How does cultural self-construal influence consumers' tendency to use price to judge quality? Seven experiments designed to address this question revealed that people with a more interdependent (vs. independent) cultural self-construal-operationalized by ethnicity, nationality, measured self-construal, or manipulated salient self-construal-have a greater tendency to use price information to judge quality. This difference arises because interdependents tend to be holistic (vs. analytic) thinkers who are more likely to perceive interrelations between the elements of a product. These effects were observed regardless of whether the pricequality relation was assessed with a standard self-report scale or via actual product judgments, and whether thinking style was measured or manipulated. However, cultural differences only emerged in situations that afforded interdependents (vs. independents) a relational processing advantage. These findings shed light on the mechanisms underlying the effects and identify novel boundary conditions for the influence of self-construal and thinking style on consumer judgments.
ASJC Scopus subject areas

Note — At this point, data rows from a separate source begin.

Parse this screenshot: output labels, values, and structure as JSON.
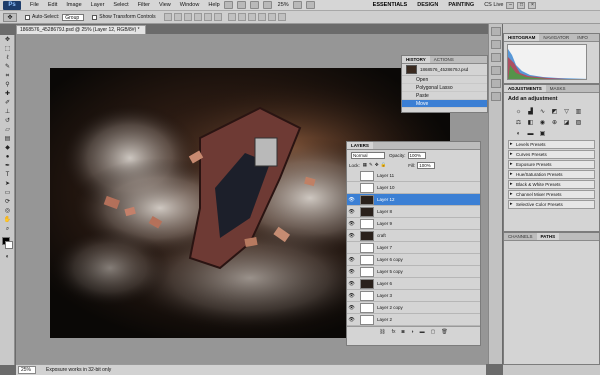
{
  "menu": {
    "logo": "Ps",
    "items": [
      "File",
      "Edit",
      "Image",
      "Layer",
      "Select",
      "Filter",
      "View",
      "Window",
      "Help"
    ],
    "zoom": "25%",
    "workspaces": [
      "ESSENTIALS",
      "DESIGN",
      "PAINTING"
    ],
    "cs_live": "CS Live"
  },
  "options": {
    "auto_select_label": "Auto-Select:",
    "auto_select_value": "Group",
    "transform_label": "Show Transform Controls"
  },
  "document": {
    "tab_title": "1868576_4528679J.psd @ 25% (Layer 12, RGB/8#) *",
    "status_zoom": "25%",
    "status_info": "Exposure works in 32-bit only"
  },
  "history": {
    "tabs": [
      "HISTORY",
      "ACTIONS"
    ],
    "snapshot": "1868576_4528679J.psd",
    "steps": [
      "Open",
      "Polygonal Lasso",
      "Paste",
      "Move"
    ],
    "selected_index": 3
  },
  "layers": {
    "tab": "LAYERS",
    "blend_mode": "Normal",
    "opacity_label": "Opacity:",
    "opacity": "100%",
    "lock_label": "Lock:",
    "fill_label": "Fill:",
    "fill": "100%",
    "items": [
      {
        "name": "Layer 11",
        "visible": false,
        "dark": false,
        "selected": false
      },
      {
        "name": "Layer 10",
        "visible": false,
        "dark": false,
        "selected": false
      },
      {
        "name": "Layer 12",
        "visible": true,
        "dark": true,
        "selected": true
      },
      {
        "name": "Layer 8",
        "visible": true,
        "dark": true,
        "selected": false
      },
      {
        "name": "Layer 9",
        "visible": true,
        "dark": false,
        "selected": false
      },
      {
        "name": "craft",
        "visible": true,
        "dark": true,
        "selected": false
      },
      {
        "name": "Layer 7",
        "visible": false,
        "dark": false,
        "selected": false
      },
      {
        "name": "Layer 6 copy",
        "visible": true,
        "dark": false,
        "selected": false
      },
      {
        "name": "Layer 5 copy",
        "visible": true,
        "dark": false,
        "selected": false
      },
      {
        "name": "Layer 6",
        "visible": true,
        "dark": true,
        "selected": false
      },
      {
        "name": "Layer 3",
        "visible": true,
        "dark": false,
        "selected": false
      },
      {
        "name": "Layer 2 copy",
        "visible": true,
        "dark": false,
        "selected": false
      },
      {
        "name": "Layer 2",
        "visible": true,
        "dark": false,
        "selected": false
      }
    ]
  },
  "right_panels": {
    "histogram_tabs": [
      "HISTOGRAM",
      "NAVIGATOR",
      "INFO"
    ],
    "adjustments_tabs": [
      "ADJUSTMENTS",
      "MASKS"
    ],
    "adjust_title": "Add an adjustment",
    "presets": [
      "Levels Presets",
      "Curves Presets",
      "Exposure Presets",
      "Hue/Saturation Presets",
      "Black & White Presets",
      "Channel Mixer Presets",
      "Selective Color Presets"
    ],
    "bottom_tabs": [
      "CHANNELS",
      "PATHS"
    ]
  },
  "colors": {
    "selection_blue": "#3b7fd4",
    "panel_gray": "#d4d4d4",
    "canvas_dark": "#1a120c"
  }
}
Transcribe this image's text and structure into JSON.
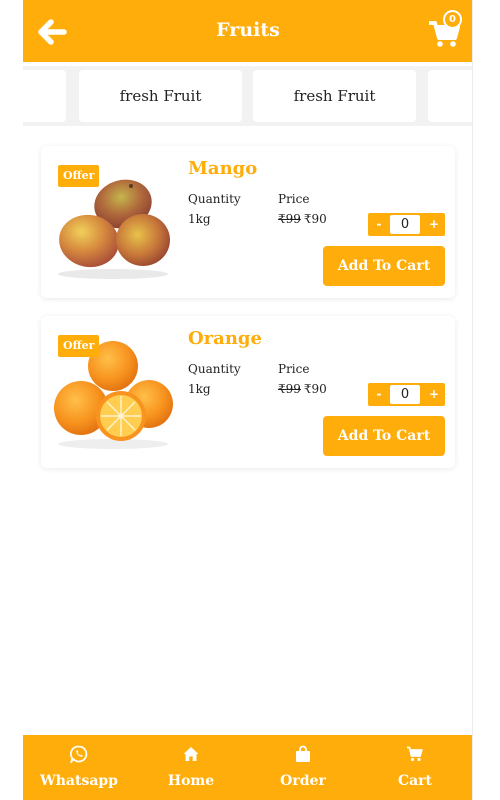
{
  "header": {
    "title": "Fruits",
    "cart_count": "0",
    "back_icon": "arrow-left-icon",
    "cart_icon": "shopping-cart-icon",
    "accent_color": "#ffad0a"
  },
  "categories": [
    {
      "label": ""
    },
    {
      "label": "fresh Fruit"
    },
    {
      "label": "fresh Fruit"
    },
    {
      "label": ""
    }
  ],
  "products": [
    {
      "name": "Mango",
      "offer": "Offer",
      "qty_label": "Quantity",
      "qty_value": "1kg",
      "price_label": "Price",
      "old_price": "₹99",
      "new_price": "₹90",
      "minus": "-",
      "count": "0",
      "plus": "+",
      "add_label": "Add To Cart"
    },
    {
      "name": "Orange",
      "offer": "Offer",
      "qty_label": "Quantity",
      "qty_value": "1kg",
      "price_label": "Price",
      "old_price": "₹99",
      "new_price": "₹90",
      "minus": "-",
      "count": "0",
      "plus": "+",
      "add_label": "Add To Cart"
    }
  ],
  "bottom_nav": [
    {
      "label": "Whatsapp",
      "icon": "whatsapp-icon"
    },
    {
      "label": "Home",
      "icon": "home-icon"
    },
    {
      "label": "Order",
      "icon": "shopping-bag-icon"
    },
    {
      "label": "Cart",
      "icon": "cart-icon"
    }
  ]
}
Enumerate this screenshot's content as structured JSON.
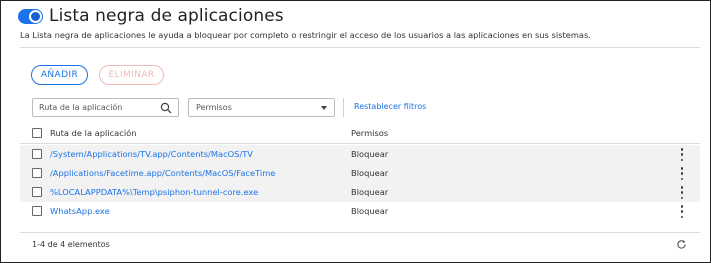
{
  "header": {
    "title": "Lista negra de aplicaciones",
    "toggle_on": true,
    "description": "La Lista negra de aplicaciones le ayuda a bloquear por completo o restringir el acceso de los usuarios a las aplicaciones en sus sistemas."
  },
  "toolbar": {
    "add_label": "AÑADIR",
    "delete_label": "ELIMINAR"
  },
  "filters": {
    "search_placeholder": "Ruta de la aplicación",
    "permissions_placeholder": "Permisos",
    "reset_label": "Restablecer filtros"
  },
  "table": {
    "columns": [
      "Ruta de la aplicación",
      "Permisos"
    ],
    "rows": [
      {
        "path": "/System/Applications/TV.app/Contents/MacOS/TV",
        "permission": "Bloquear"
      },
      {
        "path": "/Applications/Facetime.app/Contents/MacOS/FaceTime",
        "permission": "Bloquear"
      },
      {
        "path": "%LOCALAPPDATA%\\Temp\\psiphon-tunnel-core.exe",
        "permission": "Bloquear"
      },
      {
        "path": "WhatsApp.exe",
        "permission": "Bloquear"
      }
    ]
  },
  "footer": {
    "count_label": "1-4 de 4 elementos"
  },
  "colors": {
    "accent": "#1a73e8",
    "delete_disabled": "#f1b8b8",
    "row_shade": "#f2f2f2"
  },
  "icons": [
    "toggle-switch",
    "search-icon",
    "chevron-down-icon",
    "more-vertical-icon",
    "refresh-icon"
  ]
}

- Business and International Management
- Arts and Humanities (miscellaneous)
- Economics and Econometrics